On October 18th, Jessica Lyon poked me about an upcoming blog post she was preparing for Firestorm which would make mention of a 64-bit Windows build, offering me the opportunity to talk to her about it ahead of the announcement going public.
At the time, my schedule was such that I couldn’t get back to Jessica immediately, so by the time we did get things worked out, the official blog post announcing both the team’s immediate plans for their next release and the arrival of 64-bit flavour of the viewer had been published. However, this didn’t stop me from taking the opportunity to sit down with Jessica and members of the team at the Cheeky Tiramisu Café late one afternoon in order to find out more about the promised “Firestorm 64”.
64-bit versions of SL viewers have been in demand for a considerable period of time. There has been some degree of resistance to them in the past, although there are a number of developers and self-compilers who have produced their own 64-bit versions of one viewer or another. The resistance has been for many reasons; Windows viewers are already Large Address Aware, for example, allowing them to use the additional memory common to computers using the 64-bit version of the operating system, thus helping to negate one of the biggest reasons for developing a 64-bit build.
Given that 64-bit builds have been seen as potentially problematic in the past, I started by asking what had prompted the Firestorm team to decide to go ahead with one.
“Our Windows 64-bit code was developed by Nicky Dasmijn as a sort of side project she wanted to do to scratch an itch she had,” Jessica informed me. Nicky, who started-out contributing code to the project, is now the project’s Lead Developer. Sadly, she’s also a little camera-shy as well, and managed to successfully escape my conversation with the team, hence why her profile picture appears here.
Jessica went on, “None of us were expecting her to drop the code into the repo when she did; but since she did, and since we had already decided to do a public beta, I figured, ‘Why not? Let’s get it out there in alpha form to see public reaction, and to see what the cost versus benefit might be’, neither of which we know for sure yet.”
I noted that when discussing 64-bit viewer builds at a recent Firestorm Q&A, there were concerns from the team about potential issues with maintenance, such as bugs and additional regressions, and for how it might negatively impact support were they ever to try for 64-bit viewer versions. I wondered what else had changed, other than Nicky working on the code herself, to persuade the team to push ahead on the 64-bit front.
“The expectation is that the 64-bit version won’t have different bugs than the 32-bit,” Jessica replied. “In fact the hope is that it may have better performance and fewer crashes, which if true, should actually take some load off our support team. But we don’t know for sure as we’ve only tested it on a dozen or so computers.”
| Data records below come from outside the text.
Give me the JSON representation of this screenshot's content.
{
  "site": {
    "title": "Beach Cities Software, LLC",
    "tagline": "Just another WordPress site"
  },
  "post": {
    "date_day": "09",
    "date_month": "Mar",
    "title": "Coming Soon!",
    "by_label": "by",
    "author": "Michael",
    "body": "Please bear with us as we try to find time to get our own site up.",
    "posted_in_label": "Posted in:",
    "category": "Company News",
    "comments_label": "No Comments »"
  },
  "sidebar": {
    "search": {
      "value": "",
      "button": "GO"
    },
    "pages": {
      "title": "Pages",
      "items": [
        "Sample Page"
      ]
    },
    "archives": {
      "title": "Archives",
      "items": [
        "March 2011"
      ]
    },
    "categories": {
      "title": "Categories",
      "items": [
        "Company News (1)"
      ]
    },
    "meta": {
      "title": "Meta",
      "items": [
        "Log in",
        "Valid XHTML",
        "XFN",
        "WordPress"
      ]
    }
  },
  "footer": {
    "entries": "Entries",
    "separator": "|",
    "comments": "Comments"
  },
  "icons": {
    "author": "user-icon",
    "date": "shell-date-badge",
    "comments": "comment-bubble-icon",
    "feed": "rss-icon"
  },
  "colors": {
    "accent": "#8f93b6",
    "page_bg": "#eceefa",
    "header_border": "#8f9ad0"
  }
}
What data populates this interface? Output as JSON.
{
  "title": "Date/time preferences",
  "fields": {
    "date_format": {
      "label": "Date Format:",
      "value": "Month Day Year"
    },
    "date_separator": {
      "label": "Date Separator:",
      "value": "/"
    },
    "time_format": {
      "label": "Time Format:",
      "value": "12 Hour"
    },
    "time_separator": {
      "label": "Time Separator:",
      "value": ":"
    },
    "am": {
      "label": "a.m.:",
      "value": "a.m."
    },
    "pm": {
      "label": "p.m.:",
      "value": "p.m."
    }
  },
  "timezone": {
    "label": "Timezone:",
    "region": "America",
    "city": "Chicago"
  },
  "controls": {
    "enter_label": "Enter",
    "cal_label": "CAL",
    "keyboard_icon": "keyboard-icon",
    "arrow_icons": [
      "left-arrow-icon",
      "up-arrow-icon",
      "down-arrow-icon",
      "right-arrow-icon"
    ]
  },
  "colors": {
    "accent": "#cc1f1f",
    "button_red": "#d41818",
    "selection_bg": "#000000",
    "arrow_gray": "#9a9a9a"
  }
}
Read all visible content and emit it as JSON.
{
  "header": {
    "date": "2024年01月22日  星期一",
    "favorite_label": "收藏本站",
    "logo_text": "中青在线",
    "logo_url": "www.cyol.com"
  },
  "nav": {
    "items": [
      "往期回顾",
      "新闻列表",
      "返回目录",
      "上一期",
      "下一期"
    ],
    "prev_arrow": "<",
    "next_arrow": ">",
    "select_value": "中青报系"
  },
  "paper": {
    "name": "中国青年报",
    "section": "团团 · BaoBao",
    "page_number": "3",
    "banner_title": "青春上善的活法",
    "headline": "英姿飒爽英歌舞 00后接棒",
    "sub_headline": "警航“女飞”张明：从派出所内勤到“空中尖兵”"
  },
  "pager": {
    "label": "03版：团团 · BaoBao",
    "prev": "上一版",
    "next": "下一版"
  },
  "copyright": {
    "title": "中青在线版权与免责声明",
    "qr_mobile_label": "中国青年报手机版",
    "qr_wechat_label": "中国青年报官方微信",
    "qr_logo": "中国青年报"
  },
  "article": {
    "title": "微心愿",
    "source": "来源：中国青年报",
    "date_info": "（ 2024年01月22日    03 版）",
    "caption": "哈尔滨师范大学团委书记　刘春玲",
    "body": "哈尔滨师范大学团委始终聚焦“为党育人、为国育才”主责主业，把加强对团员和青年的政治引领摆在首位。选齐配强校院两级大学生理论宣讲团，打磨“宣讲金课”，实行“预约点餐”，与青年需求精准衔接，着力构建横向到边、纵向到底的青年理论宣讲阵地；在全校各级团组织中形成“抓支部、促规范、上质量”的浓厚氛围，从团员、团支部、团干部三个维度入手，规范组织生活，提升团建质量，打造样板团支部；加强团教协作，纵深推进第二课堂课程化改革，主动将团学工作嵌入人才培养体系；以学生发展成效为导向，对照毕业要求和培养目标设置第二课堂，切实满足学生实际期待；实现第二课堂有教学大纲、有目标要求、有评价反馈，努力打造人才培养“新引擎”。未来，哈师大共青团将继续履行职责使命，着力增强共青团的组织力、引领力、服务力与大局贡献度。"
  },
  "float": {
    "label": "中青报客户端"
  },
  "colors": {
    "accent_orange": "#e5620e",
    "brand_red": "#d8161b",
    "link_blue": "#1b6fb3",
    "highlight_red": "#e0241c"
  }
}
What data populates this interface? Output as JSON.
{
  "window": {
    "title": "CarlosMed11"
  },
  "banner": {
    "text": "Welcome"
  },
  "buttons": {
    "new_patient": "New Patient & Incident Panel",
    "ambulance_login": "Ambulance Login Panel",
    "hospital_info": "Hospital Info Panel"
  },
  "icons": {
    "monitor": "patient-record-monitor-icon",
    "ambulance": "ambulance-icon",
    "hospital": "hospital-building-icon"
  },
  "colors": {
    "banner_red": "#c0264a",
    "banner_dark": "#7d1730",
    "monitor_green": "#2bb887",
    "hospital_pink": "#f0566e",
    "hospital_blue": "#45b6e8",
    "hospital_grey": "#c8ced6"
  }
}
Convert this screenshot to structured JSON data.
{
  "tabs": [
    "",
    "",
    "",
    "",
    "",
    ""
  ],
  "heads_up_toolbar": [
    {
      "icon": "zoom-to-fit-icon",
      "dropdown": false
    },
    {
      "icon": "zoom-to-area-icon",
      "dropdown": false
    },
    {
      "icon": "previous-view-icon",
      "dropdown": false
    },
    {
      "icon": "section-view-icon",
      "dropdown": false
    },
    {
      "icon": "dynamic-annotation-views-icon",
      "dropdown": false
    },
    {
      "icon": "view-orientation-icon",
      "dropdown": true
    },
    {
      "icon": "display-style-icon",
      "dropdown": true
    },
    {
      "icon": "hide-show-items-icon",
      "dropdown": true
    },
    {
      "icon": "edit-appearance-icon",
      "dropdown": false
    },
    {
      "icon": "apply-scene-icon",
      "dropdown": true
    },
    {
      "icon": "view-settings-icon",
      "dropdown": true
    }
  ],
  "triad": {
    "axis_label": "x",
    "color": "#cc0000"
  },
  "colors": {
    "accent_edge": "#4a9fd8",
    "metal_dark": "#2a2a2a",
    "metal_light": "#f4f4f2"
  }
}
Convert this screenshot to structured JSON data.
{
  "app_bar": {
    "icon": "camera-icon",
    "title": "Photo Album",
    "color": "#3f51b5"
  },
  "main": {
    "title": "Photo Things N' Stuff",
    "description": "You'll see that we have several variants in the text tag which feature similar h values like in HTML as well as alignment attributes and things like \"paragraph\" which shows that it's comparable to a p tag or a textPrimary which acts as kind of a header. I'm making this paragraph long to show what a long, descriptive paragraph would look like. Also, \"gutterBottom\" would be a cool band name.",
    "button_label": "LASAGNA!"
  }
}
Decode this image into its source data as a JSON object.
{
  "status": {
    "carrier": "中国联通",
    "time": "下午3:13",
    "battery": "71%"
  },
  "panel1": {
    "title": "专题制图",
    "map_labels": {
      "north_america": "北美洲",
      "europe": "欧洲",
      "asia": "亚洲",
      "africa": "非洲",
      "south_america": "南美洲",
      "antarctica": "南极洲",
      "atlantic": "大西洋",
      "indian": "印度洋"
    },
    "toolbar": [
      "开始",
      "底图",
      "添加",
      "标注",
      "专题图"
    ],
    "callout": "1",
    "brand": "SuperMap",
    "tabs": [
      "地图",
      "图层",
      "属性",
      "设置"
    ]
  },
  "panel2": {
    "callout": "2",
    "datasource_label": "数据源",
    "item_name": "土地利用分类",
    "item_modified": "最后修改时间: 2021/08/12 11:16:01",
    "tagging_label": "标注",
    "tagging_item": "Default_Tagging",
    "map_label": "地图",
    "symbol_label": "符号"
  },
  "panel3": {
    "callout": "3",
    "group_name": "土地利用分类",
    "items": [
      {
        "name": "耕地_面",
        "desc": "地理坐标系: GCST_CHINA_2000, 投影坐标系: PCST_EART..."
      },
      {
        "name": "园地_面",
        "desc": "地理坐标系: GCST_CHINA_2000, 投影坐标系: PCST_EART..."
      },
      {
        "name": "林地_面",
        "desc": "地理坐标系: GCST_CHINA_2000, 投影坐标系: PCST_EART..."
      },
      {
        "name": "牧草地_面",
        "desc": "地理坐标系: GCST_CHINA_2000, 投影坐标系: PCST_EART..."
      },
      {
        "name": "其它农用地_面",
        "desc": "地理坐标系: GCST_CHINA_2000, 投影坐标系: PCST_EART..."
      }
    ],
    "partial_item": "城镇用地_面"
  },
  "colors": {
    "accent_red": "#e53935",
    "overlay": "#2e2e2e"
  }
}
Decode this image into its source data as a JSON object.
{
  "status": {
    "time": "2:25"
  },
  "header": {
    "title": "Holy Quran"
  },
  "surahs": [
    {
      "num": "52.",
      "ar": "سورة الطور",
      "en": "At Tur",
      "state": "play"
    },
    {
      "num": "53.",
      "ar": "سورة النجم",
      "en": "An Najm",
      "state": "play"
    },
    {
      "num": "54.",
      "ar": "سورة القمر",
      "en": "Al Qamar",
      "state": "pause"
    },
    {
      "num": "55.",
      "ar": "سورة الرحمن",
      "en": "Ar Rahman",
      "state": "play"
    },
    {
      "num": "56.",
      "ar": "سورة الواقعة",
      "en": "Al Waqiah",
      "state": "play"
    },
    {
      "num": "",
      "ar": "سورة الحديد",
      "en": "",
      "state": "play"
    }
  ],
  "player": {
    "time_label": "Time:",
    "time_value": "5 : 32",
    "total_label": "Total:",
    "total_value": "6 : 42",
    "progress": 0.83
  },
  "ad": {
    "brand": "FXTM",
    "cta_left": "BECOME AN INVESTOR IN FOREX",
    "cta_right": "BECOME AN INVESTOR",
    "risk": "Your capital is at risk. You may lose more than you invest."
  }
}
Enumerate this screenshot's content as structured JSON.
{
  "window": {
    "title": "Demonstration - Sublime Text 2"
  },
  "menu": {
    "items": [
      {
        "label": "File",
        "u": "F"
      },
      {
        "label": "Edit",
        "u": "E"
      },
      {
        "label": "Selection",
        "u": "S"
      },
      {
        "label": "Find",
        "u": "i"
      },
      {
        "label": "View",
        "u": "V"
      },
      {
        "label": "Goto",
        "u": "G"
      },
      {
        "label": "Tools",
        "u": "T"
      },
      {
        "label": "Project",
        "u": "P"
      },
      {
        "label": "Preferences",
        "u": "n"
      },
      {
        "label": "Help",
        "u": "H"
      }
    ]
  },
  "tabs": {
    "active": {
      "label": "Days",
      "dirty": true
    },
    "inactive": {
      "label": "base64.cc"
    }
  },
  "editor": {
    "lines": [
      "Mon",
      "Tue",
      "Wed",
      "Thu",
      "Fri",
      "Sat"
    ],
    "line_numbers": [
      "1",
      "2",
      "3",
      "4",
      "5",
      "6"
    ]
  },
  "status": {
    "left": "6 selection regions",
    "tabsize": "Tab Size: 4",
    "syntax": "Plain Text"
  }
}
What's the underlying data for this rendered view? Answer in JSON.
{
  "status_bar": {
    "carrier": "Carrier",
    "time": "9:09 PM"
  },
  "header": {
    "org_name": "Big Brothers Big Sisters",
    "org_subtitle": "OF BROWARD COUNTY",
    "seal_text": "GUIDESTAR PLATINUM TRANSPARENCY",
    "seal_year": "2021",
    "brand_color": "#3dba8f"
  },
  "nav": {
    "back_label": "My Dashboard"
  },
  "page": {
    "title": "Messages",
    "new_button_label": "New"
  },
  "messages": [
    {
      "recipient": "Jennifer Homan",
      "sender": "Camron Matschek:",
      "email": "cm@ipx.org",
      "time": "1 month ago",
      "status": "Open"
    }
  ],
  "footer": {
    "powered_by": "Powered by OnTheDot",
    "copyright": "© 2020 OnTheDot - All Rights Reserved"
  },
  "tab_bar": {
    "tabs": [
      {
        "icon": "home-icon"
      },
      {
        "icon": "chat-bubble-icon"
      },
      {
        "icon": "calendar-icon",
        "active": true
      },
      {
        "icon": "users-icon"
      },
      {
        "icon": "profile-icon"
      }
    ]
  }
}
I wondered if trying to offer a 64-bit version of a viewer might be the proverbial catch-22 / can of worms situation: the viewer needs to be put to public use in order to see what the response to it is like, but if it is put into public use, it’s going to be awfully hard to prevent it becoming an accepted and expected version of the viewer.
“Well, the feedback will determine whether we move forward with it, but I think chances are good,” Jessica said, before giving me a wry smile, “As for the can of worms; yes, we’ve opened it, and we’re not going to be able to get those worms back in it now. Folks are going to want it, many will want it even if there is no noticeable benefit.
“But other TPV’s are also working on 64-bit windows too, I spoke to Latif [Khalifa] from Singularity and found out he also has coded up Windows 64-bit for them. So to add another metaphor to the mix: the cat is out of the bag, and x64 for Windows is going to happen with or without us, and due to user demand it will likely become a standard presence going forward.”